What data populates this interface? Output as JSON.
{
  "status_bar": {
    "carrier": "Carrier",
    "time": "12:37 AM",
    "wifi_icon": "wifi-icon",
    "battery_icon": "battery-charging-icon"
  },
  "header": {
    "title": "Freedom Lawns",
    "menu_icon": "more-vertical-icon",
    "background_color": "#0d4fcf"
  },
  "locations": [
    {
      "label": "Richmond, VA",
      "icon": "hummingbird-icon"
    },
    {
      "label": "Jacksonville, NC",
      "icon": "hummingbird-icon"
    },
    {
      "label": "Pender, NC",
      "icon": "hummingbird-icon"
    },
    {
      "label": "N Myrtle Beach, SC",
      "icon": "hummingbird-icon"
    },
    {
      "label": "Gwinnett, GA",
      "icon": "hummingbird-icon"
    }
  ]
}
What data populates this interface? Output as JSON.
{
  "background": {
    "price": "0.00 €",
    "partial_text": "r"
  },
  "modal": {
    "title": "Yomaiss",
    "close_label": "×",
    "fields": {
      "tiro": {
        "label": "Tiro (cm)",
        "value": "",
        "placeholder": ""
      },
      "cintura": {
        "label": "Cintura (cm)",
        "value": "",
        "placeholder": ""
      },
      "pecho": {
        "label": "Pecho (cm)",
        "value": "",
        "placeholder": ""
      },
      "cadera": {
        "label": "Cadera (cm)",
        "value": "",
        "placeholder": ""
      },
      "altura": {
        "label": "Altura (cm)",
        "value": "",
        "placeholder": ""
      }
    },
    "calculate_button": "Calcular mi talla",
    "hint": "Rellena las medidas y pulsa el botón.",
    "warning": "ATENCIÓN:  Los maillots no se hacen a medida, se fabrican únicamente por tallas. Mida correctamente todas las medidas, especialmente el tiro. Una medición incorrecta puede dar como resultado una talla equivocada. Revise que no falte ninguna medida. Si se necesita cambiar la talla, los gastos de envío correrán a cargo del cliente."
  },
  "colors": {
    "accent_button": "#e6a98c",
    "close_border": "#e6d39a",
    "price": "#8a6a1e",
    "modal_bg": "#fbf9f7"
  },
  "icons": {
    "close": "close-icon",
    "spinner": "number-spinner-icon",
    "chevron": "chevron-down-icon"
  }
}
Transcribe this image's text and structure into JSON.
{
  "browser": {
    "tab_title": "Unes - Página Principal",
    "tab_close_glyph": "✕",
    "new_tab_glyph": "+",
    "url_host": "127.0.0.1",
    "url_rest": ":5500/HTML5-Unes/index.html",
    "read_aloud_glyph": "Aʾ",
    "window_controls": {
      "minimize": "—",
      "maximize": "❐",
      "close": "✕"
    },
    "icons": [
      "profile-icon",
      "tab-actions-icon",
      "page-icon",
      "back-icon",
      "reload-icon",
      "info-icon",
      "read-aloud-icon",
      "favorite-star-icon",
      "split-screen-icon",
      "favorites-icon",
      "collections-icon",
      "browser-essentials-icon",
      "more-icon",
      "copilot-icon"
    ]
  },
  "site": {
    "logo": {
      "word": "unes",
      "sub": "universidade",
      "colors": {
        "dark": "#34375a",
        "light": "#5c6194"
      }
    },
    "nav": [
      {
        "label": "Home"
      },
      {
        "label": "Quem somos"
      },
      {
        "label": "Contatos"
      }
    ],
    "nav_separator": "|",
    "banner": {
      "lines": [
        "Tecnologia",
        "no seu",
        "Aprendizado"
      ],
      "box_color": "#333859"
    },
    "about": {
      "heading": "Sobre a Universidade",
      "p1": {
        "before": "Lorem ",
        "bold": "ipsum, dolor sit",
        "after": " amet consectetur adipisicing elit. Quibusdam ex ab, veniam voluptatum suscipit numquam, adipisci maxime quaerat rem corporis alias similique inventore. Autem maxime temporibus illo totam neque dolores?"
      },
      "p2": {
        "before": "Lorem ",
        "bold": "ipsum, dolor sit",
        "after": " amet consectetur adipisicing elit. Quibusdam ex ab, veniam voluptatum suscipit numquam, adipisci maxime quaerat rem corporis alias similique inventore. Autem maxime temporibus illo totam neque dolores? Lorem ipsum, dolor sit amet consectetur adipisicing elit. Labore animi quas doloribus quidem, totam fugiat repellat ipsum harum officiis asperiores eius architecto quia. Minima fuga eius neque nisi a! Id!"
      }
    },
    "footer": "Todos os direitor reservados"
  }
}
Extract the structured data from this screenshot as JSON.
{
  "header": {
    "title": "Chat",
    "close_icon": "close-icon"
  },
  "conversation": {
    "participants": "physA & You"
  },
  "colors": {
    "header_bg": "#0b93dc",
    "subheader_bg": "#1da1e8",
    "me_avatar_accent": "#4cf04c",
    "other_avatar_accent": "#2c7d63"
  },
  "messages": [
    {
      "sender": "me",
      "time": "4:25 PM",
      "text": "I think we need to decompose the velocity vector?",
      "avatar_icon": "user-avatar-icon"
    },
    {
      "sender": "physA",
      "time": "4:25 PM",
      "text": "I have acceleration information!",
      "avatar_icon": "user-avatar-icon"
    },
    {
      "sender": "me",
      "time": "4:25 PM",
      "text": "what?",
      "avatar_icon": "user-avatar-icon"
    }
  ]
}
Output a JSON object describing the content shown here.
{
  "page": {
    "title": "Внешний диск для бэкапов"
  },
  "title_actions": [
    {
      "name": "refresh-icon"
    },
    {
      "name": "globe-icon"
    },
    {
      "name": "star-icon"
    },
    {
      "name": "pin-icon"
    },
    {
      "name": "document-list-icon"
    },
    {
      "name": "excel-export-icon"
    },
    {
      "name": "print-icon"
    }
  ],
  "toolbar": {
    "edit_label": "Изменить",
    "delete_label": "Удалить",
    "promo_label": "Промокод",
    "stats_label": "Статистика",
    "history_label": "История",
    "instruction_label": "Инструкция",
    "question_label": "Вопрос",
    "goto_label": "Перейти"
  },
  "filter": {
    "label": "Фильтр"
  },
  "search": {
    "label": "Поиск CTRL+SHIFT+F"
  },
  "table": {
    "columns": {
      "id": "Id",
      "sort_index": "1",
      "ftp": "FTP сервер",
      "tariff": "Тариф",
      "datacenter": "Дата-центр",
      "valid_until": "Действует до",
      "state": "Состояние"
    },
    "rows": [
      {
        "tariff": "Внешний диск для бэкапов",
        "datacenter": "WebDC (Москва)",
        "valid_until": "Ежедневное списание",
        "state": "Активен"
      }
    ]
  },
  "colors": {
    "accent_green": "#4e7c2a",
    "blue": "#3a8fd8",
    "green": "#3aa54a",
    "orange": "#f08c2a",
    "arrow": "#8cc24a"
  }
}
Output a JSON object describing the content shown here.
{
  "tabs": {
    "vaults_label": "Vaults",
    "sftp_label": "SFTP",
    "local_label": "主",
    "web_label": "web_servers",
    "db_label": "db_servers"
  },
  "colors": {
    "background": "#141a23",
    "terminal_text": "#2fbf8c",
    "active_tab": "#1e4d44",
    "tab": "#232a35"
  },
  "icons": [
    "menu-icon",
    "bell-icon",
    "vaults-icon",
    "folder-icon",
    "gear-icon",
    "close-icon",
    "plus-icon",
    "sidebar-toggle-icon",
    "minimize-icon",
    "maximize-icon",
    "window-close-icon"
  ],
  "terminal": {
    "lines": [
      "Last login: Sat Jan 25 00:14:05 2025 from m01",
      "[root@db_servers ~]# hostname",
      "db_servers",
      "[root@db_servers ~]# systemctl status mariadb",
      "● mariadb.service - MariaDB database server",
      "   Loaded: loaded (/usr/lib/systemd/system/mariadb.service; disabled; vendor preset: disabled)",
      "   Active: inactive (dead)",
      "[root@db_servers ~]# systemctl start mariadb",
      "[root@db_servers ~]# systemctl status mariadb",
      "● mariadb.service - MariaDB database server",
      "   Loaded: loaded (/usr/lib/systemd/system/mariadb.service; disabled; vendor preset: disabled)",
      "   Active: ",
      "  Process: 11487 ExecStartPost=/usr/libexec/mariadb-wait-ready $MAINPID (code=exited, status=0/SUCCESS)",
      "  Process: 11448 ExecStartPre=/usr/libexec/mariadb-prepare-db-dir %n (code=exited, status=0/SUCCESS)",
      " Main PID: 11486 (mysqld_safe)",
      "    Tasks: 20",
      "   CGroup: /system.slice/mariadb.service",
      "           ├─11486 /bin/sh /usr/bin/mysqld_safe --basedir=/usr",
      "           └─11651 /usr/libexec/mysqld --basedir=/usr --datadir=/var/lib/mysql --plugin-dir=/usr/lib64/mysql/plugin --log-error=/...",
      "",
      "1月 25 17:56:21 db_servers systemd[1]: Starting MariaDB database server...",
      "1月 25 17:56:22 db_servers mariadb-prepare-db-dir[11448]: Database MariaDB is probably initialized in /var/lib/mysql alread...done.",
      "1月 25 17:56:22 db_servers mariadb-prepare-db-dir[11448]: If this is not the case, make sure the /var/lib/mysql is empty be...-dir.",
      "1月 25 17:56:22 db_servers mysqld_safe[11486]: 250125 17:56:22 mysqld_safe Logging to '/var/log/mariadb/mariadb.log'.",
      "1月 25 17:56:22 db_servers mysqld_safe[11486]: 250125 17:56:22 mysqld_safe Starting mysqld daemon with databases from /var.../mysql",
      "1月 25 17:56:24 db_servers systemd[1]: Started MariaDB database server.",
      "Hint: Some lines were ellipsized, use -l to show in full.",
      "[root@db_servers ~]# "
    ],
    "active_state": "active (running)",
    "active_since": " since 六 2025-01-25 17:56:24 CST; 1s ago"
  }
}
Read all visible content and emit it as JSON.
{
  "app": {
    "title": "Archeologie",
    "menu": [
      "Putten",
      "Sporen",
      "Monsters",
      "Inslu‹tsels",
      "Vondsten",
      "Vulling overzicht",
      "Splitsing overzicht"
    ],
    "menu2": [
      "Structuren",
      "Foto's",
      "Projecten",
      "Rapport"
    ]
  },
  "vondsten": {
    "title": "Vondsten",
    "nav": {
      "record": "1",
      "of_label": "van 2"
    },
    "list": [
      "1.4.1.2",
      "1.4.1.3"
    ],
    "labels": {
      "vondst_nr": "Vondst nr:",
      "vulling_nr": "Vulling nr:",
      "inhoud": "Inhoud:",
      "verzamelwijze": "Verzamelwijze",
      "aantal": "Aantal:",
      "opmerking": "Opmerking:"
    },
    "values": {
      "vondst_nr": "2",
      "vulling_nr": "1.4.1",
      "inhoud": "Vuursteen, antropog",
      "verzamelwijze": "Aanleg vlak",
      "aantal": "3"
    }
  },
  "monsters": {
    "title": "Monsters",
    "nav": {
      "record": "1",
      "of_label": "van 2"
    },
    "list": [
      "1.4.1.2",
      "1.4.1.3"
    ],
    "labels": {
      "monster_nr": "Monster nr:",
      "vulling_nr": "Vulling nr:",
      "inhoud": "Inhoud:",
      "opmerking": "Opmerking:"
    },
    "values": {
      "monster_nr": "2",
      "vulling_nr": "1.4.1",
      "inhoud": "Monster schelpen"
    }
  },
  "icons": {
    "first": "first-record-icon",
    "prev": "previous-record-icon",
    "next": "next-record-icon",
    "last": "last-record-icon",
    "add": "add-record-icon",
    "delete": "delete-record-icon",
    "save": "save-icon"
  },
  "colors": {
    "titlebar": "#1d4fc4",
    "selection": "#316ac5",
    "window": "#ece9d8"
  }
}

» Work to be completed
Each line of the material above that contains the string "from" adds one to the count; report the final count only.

» Expected answer
3